Court Of Appeal Addresses Priority Of Liens When There Is Intervening Subordination Agreement

In a case of first impression, the California Court of Appeal addressed the priority of liens when there is an intervening subordination agreement. [Bratcher v. Buckner, (2001) 90 Cal.App.4th 1177].

The case involved four liens, three of which were deeds of trust and one of which was a judgment. Also, two of the lienholders entered into subordination agreements with another lienholder, giving the latter lien priority.

Order of
Document Recorded
Homestead exemption filed in February 1996.

Deed of trust in favor of Buckner’s attorneys, filed in March 1976.
Deed of trust in favor of Buckner’s parents, filed in March 1976.
Abstract of judgment in favor of Bratcher, filed in May 1976.
Deed of trust in favor of the SBA, filed in September 1979.
Two subordination agreements between lienholders 2 and 3, in which the beneficiaries under Liens 3 and 4 agreed to subordinate in favor of the SBA deed of trust (Lien 5).

Eventually, Bratcher attempted to enforce lien 4 by forcing a sale of the encumbered property. The property owner, Buckner, objected to the sale, arguing that, because of the subordination agreements, the value of the property was not enough to satisfy Bratcher’s lien. Bratcher in turn argued that the effect of the subordination agreements was to raise his lien to the first position subject only to the homestead exemption. The trial court granted the order to sell and Buckner appealed.

To determine lien priority, the Court reviewed the concept of “circuity of liens” and the general rules governing the interpretation of contracts. The Judge observed that “circuity of lien results because the prior mortgage is displaced by the subordinating lien while apparently retaining its priority of the intervening liens.” This contradictory position is created by the subordination agreement. The lien is superior in that the recording statutes place it in higher priority than Bratchers’ judgment lien, but contractually subordinate to the lien which Bratcher claimed priority over.

First, the Court noted that the subordination agreements stated that Liens 2 and 3 were only to be subordinated to the rights of Lien 5; Lien 4 was not mentioned in either agreement. By applying general rules of interpretation of contracts, the Court looked to the objective intent of the parties. The Court concluded that, by virtue of the subordination agreements, Liens 2 and 3 switched priority places with Lien 5, but only to the extent of the total amount of Liens 2 and 3. Under this rule, Lien 4 would retain its original priority position and Bratcher would not be adversely or beneficially affected by the subordination agreements.

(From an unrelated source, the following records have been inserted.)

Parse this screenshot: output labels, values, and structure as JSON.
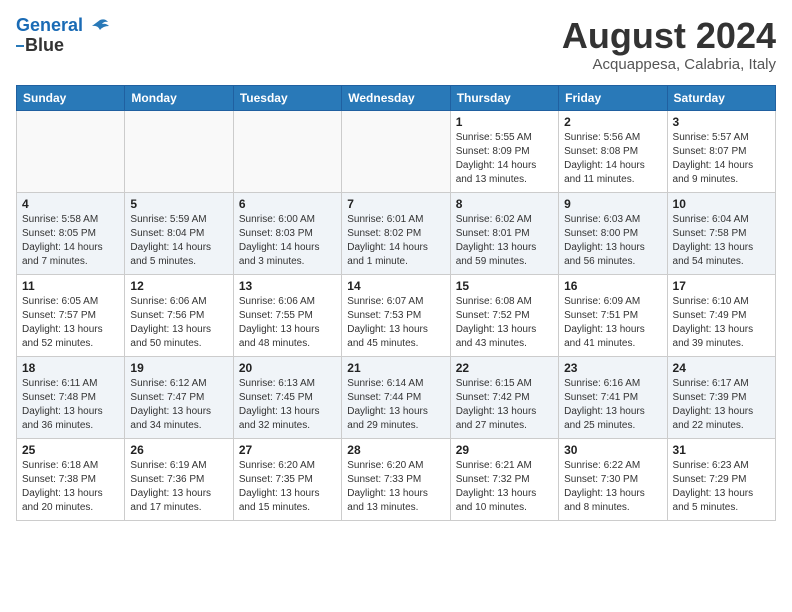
{
  "header": {
    "logo_line1": "General",
    "logo_line2": "Blue",
    "month_year": "August 2024",
    "location": "Acquappesa, Calabria, Italy"
  },
  "weekdays": [
    "Sunday",
    "Monday",
    "Tuesday",
    "Wednesday",
    "Thursday",
    "Friday",
    "Saturday"
  ],
  "weeks": [
    [
      {
        "day": "",
        "info": ""
      },
      {
        "day": "",
        "info": ""
      },
      {
        "day": "",
        "info": ""
      },
      {
        "day": "",
        "info": ""
      },
      {
        "day": "1",
        "info": "Sunrise: 5:55 AM\nSunset: 8:09 PM\nDaylight: 14 hours\nand 13 minutes."
      },
      {
        "day": "2",
        "info": "Sunrise: 5:56 AM\nSunset: 8:08 PM\nDaylight: 14 hours\nand 11 minutes."
      },
      {
        "day": "3",
        "info": "Sunrise: 5:57 AM\nSunset: 8:07 PM\nDaylight: 14 hours\nand 9 minutes."
      }
    ],
    [
      {
        "day": "4",
        "info": "Sunrise: 5:58 AM\nSunset: 8:05 PM\nDaylight: 14 hours\nand 7 minutes."
      },
      {
        "day": "5",
        "info": "Sunrise: 5:59 AM\nSunset: 8:04 PM\nDaylight: 14 hours\nand 5 minutes."
      },
      {
        "day": "6",
        "info": "Sunrise: 6:00 AM\nSunset: 8:03 PM\nDaylight: 14 hours\nand 3 minutes."
      },
      {
        "day": "7",
        "info": "Sunrise: 6:01 AM\nSunset: 8:02 PM\nDaylight: 14 hours\nand 1 minute."
      },
      {
        "day": "8",
        "info": "Sunrise: 6:02 AM\nSunset: 8:01 PM\nDaylight: 13 hours\nand 59 minutes."
      },
      {
        "day": "9",
        "info": "Sunrise: 6:03 AM\nSunset: 8:00 PM\nDaylight: 13 hours\nand 56 minutes."
      },
      {
        "day": "10",
        "info": "Sunrise: 6:04 AM\nSunset: 7:58 PM\nDaylight: 13 hours\nand 54 minutes."
      }
    ],
    [
      {
        "day": "11",
        "info": "Sunrise: 6:05 AM\nSunset: 7:57 PM\nDaylight: 13 hours\nand 52 minutes."
      },
      {
        "day": "12",
        "info": "Sunrise: 6:06 AM\nSunset: 7:56 PM\nDaylight: 13 hours\nand 50 minutes."
      },
      {
        "day": "13",
        "info": "Sunrise: 6:06 AM\nSunset: 7:55 PM\nDaylight: 13 hours\nand 48 minutes."
      },
      {
        "day": "14",
        "info": "Sunrise: 6:07 AM\nSunset: 7:53 PM\nDaylight: 13 hours\nand 45 minutes."
      },
      {
        "day": "15",
        "info": "Sunrise: 6:08 AM\nSunset: 7:52 PM\nDaylight: 13 hours\nand 43 minutes."
      },
      {
        "day": "16",
        "info": "Sunrise: 6:09 AM\nSunset: 7:51 PM\nDaylight: 13 hours\nand 41 minutes."
      },
      {
        "day": "17",
        "info": "Sunrise: 6:10 AM\nSunset: 7:49 PM\nDaylight: 13 hours\nand 39 minutes."
      }
    ],
    [
      {
        "day": "18",
        "info": "Sunrise: 6:11 AM\nSunset: 7:48 PM\nDaylight: 13 hours\nand 36 minutes."
      },
      {
        "day": "19",
        "info": "Sunrise: 6:12 AM\nSunset: 7:47 PM\nDaylight: 13 hours\nand 34 minutes."
      },
      {
        "day": "20",
        "info": "Sunrise: 6:13 AM\nSunset: 7:45 PM\nDaylight: 13 hours\nand 32 minutes."
      },
      {
        "day": "21",
        "info": "Sunrise: 6:14 AM\nSunset: 7:44 PM\nDaylight: 13 hours\nand 29 minutes."
      },
      {
        "day": "22",
        "info": "Sunrise: 6:15 AM\nSunset: 7:42 PM\nDaylight: 13 hours\nand 27 minutes."
      },
      {
        "day": "23",
        "info": "Sunrise: 6:16 AM\nSunset: 7:41 PM\nDaylight: 13 hours\nand 25 minutes."
      },
      {
        "day": "24",
        "info": "Sunrise: 6:17 AM\nSunset: 7:39 PM\nDaylight: 13 hours\nand 22 minutes."
      }
    ],
    [
      {
        "day": "25",
        "info": "Sunrise: 6:18 AM\nSunset: 7:38 PM\nDaylight: 13 hours\nand 20 minutes."
      },
      {
        "day": "26",
        "info": "Sunrise: 6:19 AM\nSunset: 7:36 PM\nDaylight: 13 hours\nand 17 minutes."
      },
      {
        "day": "27",
        "info": "Sunrise: 6:20 AM\nSunset: 7:35 PM\nDaylight: 13 hours\nand 15 minutes."
      },
      {
        "day": "28",
        "info": "Sunrise: 6:20 AM\nSunset: 7:33 PM\nDaylight: 13 hours\nand 13 minutes."
      },
      {
        "day": "29",
        "info": "Sunrise: 6:21 AM\nSunset: 7:32 PM\nDaylight: 13 hours\nand 10 minutes."
      },
      {
        "day": "30",
        "info": "Sunrise: 6:22 AM\nSunset: 7:30 PM\nDaylight: 13 hours\nand 8 minutes."
      },
      {
        "day": "31",
        "info": "Sunrise: 6:23 AM\nSunset: 7:29 PM\nDaylight: 13 hours\nand 5 minutes."
      }
    ]
  ]
}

Under this scenario, the Court determined that, when the property is sold, the liens will be satisfied as follows:

  1. Payment of the homestead exemption.
  2. Payment of Lien 4, to the extent of the total amounts of Liens 1 and 2
  3. Payment of Liens 1 and 2, less the amount paid to satisfy Lien 4
  4. Payment of Lien 3
  5. To the extent that any money is left over, payment of the remainder of Liens 1 and 2.

    To the extent that any money is left over, payment of the remainder of Liens 1 and 2.
    This case explains how subordinate lienholders can protect themselves and how to prevent higher priority lienors from doing an “end run” around their lien. The case also demonstrates the risks when secured lenders subordinate to less-than-all lower priority debt. If Bratcher had prevailed, the other lenders would have lost their priority as to Bratcher.